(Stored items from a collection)
■ ■ ■ ■
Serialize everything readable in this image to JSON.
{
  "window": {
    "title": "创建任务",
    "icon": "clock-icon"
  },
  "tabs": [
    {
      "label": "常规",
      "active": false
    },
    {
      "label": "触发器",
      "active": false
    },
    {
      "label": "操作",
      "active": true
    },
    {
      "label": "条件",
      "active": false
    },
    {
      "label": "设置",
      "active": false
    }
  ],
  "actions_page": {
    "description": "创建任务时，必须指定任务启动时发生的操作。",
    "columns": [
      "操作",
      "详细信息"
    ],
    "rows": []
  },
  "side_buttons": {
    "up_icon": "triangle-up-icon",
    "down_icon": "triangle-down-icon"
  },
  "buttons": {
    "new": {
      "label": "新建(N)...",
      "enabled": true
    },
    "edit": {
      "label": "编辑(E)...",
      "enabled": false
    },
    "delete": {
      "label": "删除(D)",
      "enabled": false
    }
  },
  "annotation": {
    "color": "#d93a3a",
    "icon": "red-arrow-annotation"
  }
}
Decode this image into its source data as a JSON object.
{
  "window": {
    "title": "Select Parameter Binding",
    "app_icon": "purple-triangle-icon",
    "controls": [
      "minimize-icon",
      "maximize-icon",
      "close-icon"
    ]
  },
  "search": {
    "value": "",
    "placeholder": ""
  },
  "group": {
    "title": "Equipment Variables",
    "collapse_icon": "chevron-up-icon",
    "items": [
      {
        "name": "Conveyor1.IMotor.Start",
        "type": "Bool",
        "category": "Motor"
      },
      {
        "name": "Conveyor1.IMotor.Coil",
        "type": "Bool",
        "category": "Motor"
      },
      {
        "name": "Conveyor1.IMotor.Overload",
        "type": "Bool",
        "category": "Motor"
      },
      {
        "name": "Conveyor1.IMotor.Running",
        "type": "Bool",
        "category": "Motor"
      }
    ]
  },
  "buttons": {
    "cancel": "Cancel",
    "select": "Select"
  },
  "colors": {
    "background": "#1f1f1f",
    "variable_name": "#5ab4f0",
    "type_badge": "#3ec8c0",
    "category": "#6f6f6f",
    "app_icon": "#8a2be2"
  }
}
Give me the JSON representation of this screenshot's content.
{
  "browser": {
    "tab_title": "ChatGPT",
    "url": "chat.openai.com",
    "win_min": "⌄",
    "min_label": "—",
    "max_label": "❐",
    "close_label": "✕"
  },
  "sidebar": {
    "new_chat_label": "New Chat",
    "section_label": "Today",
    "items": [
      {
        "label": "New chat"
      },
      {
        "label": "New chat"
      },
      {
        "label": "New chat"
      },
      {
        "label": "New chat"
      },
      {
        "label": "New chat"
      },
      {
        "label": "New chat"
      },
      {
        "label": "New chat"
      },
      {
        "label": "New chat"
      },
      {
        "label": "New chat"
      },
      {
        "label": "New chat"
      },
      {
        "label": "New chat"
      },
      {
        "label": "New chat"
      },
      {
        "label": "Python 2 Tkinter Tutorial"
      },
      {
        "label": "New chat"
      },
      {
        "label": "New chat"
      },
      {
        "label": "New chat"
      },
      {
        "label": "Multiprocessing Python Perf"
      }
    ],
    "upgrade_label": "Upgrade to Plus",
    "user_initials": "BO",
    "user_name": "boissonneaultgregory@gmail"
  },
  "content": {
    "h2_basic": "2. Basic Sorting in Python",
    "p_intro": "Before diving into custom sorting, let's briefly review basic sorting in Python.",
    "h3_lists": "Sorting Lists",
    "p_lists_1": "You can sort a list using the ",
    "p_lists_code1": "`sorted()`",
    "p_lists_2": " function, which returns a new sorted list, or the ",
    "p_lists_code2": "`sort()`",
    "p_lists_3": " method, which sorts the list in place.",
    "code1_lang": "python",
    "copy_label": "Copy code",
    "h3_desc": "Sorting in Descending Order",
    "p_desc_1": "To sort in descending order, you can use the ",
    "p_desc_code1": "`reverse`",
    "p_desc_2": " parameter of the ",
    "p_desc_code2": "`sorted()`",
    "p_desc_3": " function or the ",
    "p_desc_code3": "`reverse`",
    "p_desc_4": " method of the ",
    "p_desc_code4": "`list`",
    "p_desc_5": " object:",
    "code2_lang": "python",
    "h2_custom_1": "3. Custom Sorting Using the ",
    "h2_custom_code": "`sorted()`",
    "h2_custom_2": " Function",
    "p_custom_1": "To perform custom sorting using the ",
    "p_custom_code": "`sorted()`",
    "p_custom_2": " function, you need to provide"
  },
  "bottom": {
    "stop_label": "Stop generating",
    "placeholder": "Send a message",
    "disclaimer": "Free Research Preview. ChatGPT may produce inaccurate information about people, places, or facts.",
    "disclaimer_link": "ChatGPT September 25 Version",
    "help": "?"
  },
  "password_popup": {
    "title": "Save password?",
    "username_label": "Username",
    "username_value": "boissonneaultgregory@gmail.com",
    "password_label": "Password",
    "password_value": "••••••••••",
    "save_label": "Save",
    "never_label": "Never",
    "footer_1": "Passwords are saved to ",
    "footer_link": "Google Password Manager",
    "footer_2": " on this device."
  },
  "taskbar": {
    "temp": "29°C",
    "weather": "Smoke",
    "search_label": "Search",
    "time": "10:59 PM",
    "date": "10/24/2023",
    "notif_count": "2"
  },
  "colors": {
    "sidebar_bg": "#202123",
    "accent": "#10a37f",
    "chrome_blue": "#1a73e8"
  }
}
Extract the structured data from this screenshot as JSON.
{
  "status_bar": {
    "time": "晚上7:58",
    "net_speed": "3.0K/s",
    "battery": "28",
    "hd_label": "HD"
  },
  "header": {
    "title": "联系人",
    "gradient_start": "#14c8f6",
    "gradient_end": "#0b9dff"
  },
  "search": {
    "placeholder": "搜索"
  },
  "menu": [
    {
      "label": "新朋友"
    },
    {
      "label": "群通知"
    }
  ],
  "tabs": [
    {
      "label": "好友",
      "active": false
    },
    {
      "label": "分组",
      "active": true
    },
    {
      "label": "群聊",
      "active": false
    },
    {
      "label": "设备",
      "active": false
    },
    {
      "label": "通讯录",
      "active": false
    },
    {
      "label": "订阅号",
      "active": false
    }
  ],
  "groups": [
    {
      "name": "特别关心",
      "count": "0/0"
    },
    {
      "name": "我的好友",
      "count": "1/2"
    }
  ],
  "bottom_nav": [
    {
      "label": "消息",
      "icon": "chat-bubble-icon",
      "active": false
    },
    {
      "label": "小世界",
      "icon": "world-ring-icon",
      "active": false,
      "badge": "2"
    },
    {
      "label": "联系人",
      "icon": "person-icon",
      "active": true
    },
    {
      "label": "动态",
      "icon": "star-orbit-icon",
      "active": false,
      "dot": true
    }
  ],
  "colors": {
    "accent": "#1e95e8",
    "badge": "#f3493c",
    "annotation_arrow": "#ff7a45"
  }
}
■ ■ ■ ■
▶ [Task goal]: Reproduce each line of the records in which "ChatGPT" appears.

▶ [Answer box]:
    "tab_title": "ChatGPT",
    "disclaimer": "Free Research Preview. ChatGPT may produce inaccurate information about people, places, or facts.",
    "disclaimer_link": "ChatGPT September 25 Version",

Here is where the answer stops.